*** Opening of DATA ***
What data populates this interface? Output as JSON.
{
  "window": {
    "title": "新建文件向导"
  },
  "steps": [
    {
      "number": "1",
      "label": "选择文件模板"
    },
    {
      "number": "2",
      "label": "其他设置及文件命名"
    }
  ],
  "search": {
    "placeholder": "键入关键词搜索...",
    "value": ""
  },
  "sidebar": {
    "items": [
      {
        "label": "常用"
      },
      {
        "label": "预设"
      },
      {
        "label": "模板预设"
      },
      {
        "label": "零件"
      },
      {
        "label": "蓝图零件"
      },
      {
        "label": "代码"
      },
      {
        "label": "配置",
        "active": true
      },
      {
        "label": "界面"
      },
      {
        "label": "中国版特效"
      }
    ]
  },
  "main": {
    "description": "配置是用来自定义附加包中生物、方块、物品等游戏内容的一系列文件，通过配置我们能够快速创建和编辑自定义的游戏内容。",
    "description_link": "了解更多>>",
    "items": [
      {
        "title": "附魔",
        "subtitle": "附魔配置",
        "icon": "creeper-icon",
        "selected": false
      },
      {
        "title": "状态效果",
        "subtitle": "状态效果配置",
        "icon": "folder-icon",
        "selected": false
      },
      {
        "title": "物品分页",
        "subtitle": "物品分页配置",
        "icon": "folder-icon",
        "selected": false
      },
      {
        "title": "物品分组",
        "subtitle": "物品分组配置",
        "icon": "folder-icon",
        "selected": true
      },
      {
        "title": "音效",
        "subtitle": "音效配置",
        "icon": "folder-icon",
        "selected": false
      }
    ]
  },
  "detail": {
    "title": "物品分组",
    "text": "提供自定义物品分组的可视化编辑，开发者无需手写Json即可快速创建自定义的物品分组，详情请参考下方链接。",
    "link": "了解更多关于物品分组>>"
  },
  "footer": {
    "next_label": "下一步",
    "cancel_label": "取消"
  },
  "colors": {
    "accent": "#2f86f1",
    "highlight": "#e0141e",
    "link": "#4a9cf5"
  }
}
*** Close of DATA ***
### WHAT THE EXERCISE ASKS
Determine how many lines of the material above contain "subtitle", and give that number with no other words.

### RESPONSE TO THE EXERCISE
5